We don’t need to act alike.
And we certainly do not need someone to tell us what to do. This isn’t an episode of the “Handsmaid Tale,” and we aren’t sheep.
I’m not saying barriers no longer exist; nor am I saying we should shrink in the face of genuine repression, oppression or adversity. No one facing unfair discrimination should ever have to succumb.
Abraham Lincoln once stated, “America will never be destroyed from the outside. If we falter and lose our freedoms, it will be because we destroyed ourselves.” In today’s hyper-partisan world, where Orwell, zero due process and mob mentality rule the day, this message particularly resonates.

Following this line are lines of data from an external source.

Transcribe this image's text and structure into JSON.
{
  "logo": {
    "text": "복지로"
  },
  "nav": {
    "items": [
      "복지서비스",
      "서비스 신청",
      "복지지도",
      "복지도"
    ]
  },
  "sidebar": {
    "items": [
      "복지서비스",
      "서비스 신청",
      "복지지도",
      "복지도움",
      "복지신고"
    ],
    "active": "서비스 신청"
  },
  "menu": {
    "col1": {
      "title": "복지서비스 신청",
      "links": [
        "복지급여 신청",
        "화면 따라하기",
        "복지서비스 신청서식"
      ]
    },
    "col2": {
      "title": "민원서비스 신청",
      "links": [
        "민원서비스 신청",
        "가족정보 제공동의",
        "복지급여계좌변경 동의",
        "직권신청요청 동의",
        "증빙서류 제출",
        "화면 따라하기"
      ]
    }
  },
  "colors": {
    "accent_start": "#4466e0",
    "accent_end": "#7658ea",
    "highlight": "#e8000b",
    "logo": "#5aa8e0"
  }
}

Therefore, the perspective I offer is one rooted in independence, liberty and freedom. When we collectively and uniformly mimic each other, seeking permission to stand and permission to offer applause, playing the victim, all while the nation watches, we become a caricature of the women who’ve come before us. In other words, the pendulum swings back, not forward.
Women work hard in their homes and in their careers. Women aren’t victims and men aren’t evil. We’ve worked too hard to get where we are today to move backward.
Women posit their own ideas and opinions regardless of political affiliation. The more independent our actions are, the harder we work, the greater our strides become. Furthermore, we are no better or worse than our male colleagues, we are equal.
As elected women holding office, we need to be present and be working for all of the people who elected us regardless of our gender or theirs.